The camera cuts again to the broadcast team, up in the booth, the debate on hashtagology still raging, and I’m hearing both “meme” and “dumb and dumber” in the same sentence, old-man humor ruling the day.

And then, a moment after A.J. Reed steps to the plate, just after the outside bit of the plate greets an arriving fastball, a shouting burst into the microphone:

“Look out, power seekers!! The Astros may have landed another big fish!—A.J. Reed unloads!!!”

He smacks a deep opposite-field hit in the air, soaring to left-center, and it knocks off the brick wall in the uncertain territory of the zig-zagging yellow line marking the border between home-run and in-play. The “Brad Ausmus line,” they’re calling it in the booth, going back to the heroics of the ’05 NLDS.

 

 

The umps check the replay, the broadcast zooms in, slow-motions, and all focus dials in on the hands of a single fan, leaning over the balcony railing beneath one of the left-field arches, reaching for the catch beside the Phillips 66 novelty gas pump.

And the ball pings off his hands, or seems to, and sinking down toward the wall—right at the vertical portion of the thin yellow line. What are the odds?
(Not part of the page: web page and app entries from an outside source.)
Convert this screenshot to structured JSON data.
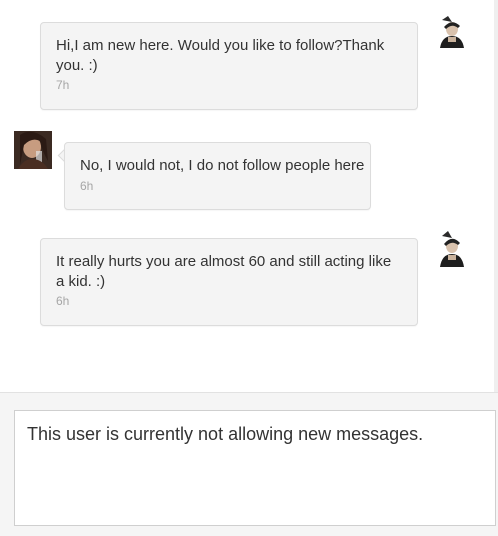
{
  "messages": [
    {
      "direction": "outgoing",
      "text": "Hi,I am new here. Would you like to follow?Thank you. :)",
      "time": "7h",
      "avatar_icon": "user-avatar-self"
    },
    {
      "direction": "incoming",
      "text": "No, I would not, I do not follow people here",
      "time": "6h",
      "avatar_icon": "user-avatar-other"
    },
    {
      "direction": "outgoing",
      "text": "It really hurts you are almost 60 and still acting like a kid. :)",
      "time": "6h",
      "avatar_icon": "user-avatar-self"
    }
  ],
  "composer": {
    "notice": "This user is currently not allowing new messages."
  },
  "colors": {
    "bubble_bg": "#f4f4f4",
    "bubble_border": "#dcdcdc",
    "text": "#333333",
    "time": "#a6a6a6",
    "composer_bg": "#f5f5f5"
  }
}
Fenway Park has “the triangle,” AT&T Park has an angled triangle of its own, and Chase Field has two vertical home-run lines beneath the center-field balcony. Then Minute Maid Park, and its trio of novelties: the center-field hill, the choo-choo train high above the left-field wall, and the zig-zag Tetris piece of an outfield barrier line—the difference between home run and double just one foot left or right.

The rule, according to MLB’s “Universal Ground Rules,” is that All yellow lines are in play. But also, each ballpark sets its own ground rules. The umpires deliberate, headsets on. The TV crew replays it, and the stadium awaits the call with the PA system on point—“Tell Me Something Good.” Chaka Khan.

Two minutes go by. The contact off the fan’s hands still in debate, interference or fair game. Then, the ump takes off his headset. Walks back toward home. Spins his wrist in a circle.

Home run.

And the fan in question does the same, a gesture spreading around the ballpark, A.J. Reed trotting on home with a 5-2 lead and relieved stadium of fans happy on all sides.

 

 

The Astros weathered the quirks of an early-season start gone awry, battled into the quirks of a sudden hot streak, tapped into the rare quirk of a ballpark dividing line, and came out standing, above .500 at the halfway mark.

Somewhere in a ballpark or hotel on the road, there’s Brad Ausmus, checking the highlights, the TV on, remembering his moment, hearing and rewinding a line about the line, his line, a line tilted up like a yellow ladder of luck, Astros climbing their way back up.

 

Previously:

1st Inning, Houston: Lift-Off Astros

5th Inning, Houston: Colby to the Rescue

8th Inning, Toronto: Blue Jay Way

Comments